**Task prompt**
Your output should consist of every record, copied exactly.

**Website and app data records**
================

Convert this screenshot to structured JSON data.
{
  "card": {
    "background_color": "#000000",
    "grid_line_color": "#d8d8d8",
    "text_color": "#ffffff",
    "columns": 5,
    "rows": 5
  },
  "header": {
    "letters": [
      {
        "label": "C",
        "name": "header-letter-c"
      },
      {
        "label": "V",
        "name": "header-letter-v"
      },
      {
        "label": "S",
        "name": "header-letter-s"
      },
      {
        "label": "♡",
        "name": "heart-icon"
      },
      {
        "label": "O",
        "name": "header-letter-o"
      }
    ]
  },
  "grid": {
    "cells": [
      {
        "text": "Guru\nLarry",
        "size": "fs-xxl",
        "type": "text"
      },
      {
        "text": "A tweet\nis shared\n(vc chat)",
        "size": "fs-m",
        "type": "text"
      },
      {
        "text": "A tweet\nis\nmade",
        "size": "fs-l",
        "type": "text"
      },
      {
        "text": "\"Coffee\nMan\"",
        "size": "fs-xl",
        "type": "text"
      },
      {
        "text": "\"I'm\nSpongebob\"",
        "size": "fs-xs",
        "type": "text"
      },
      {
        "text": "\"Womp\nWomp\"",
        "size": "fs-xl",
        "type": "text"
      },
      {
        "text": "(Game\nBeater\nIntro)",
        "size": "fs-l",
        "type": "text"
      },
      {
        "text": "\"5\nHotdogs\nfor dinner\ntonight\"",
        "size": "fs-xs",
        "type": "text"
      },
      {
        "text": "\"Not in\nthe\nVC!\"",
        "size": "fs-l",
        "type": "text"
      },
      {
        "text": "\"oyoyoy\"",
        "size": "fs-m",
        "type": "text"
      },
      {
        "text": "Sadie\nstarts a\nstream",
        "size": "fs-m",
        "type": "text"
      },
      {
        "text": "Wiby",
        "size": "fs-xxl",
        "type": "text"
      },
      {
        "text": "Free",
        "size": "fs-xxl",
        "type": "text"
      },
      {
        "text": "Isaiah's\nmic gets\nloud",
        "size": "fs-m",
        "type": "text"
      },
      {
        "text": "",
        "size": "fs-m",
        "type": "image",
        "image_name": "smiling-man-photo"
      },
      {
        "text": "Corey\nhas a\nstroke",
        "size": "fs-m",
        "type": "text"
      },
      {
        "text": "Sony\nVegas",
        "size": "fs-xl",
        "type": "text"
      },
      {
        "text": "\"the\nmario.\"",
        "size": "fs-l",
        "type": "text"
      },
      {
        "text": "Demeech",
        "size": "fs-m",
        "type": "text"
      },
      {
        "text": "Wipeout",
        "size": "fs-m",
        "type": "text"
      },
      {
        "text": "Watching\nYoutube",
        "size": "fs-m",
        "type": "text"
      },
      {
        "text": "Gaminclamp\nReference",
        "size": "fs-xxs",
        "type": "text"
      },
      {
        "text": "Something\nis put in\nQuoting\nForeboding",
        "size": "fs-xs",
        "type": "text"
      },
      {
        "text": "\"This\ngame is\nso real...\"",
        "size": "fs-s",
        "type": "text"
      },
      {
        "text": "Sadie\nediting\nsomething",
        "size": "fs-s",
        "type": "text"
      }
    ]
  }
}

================

**Output**
Convert this screenshot to structured JSON data.
{
  "card": {
    "background_color": "#000000",
    "grid_line_color": "#d8d8d8",
    "text_color": "#ffffff",
    "columns": 5,
    "rows": 5
  },
  "header": {
    "letters": [
      {
        "label": "C",
        "name": "header-letter-c"
      },
      {
        "label": "V",
        "name": "header-letter-v"
      },
      {
        "label": "S",
        "name": "header-letter-s"
      },
      {
        "label": "♡",
        "name": "heart-icon"
      },
      {
        "label": "O",
        "name": "header-letter-o"
      }
    ]
  },
  "grid": {
    "cells": [
      {
        "text": "Guru\nLarry",
        "size": "fs-xxl",
        "type": "text"
      },
      {
        "text": "A tweet\nis shared\n(vc chat)",
        "size": "fs-m",
        "type": "text"
      },
      {
        "text": "A tweet\nis\nmade",
        "size": "fs-l",
        "type": "text"
      },
      {
        "text": "\"Coffee\nMan\"",
        "size": "fs-xl",
        "type": "text"
      },
      {
        "text": "\"I'm\nSpongebob\"",
        "size": "fs-xs",
        "type": "text"
      },
      {
        "text": "\"Womp\nWomp\"",
        "size": "fs-xl",
        "type": "text"
      },
      {
        "text": "(Game\nBeater\nIntro)",
        "size": "fs-l",
        "type": "text"
      },
      {
        "text": "\"5\nHotdogs\nfor dinner\ntonight\"",
        "size": "fs-xs",
        "type": "text"
      },
      {
        "text": "\"Not in\nthe\nVC!\"",
        "size": "fs-l",
        "type": "text"
      },
      {
        "text": "\"oyoyoy\"",
        "size": "fs-m",
        "type": "text"
      },
      {
        "text": "Sadie\nstarts a\nstream",
        "size": "fs-m",
        "type": "text"
      },
      {
        "text": "Wiby",
        "size": "fs-xxl",
        "type": "text"
      },
      {
        "text": "Free",
        "size": "fs-xxl",
        "type": "text"
      },
      {
        "text": "Isaiah's\nmic gets\nloud",
        "size": "fs-m",
        "type": "text"
      },
      {
        "text": "",
        "size": "fs-m",
        "type": "image",
        "image_name": "smiling-man-photo"
      },
      {
        "text": "Corey\nhas a\nstroke",
        "size": "fs-m",
        "type": "text"
      },
      {
        "text": "Sony\nVegas",
        "size": "fs-xl",
        "type": "text"
      },
      {
        "text": "\"the\nmario.\"",
        "size": "fs-l",
        "type": "text"
      },
      {
        "text": "Demeech",
        "size": "fs-m",
        "type": "text"
      },
      {
        "text": "Wipeout",
        "size": "fs-m",
        "type": "text"
      },
      {
        "text": "Watching\nYoutube",
        "size": "fs-m",
        "type": "text"
      },
      {
        "text": "Gaminclamp\nReference",
        "size": "fs-xxs",
        "type": "text"
      },
      {
        "text": "Something\nis put in\nQuoting\nForeboding",
        "size": "fs-xs",
        "type": "text"
      },
      {
        "text": "\"This\ngame is\nso real...\"",
        "size": "fs-s",
        "type": "text"
      },
      {
        "text": "Sadie\nediting\nsomething",
        "size": "fs-s",
        "type": "text"
      }
    ]
  }
}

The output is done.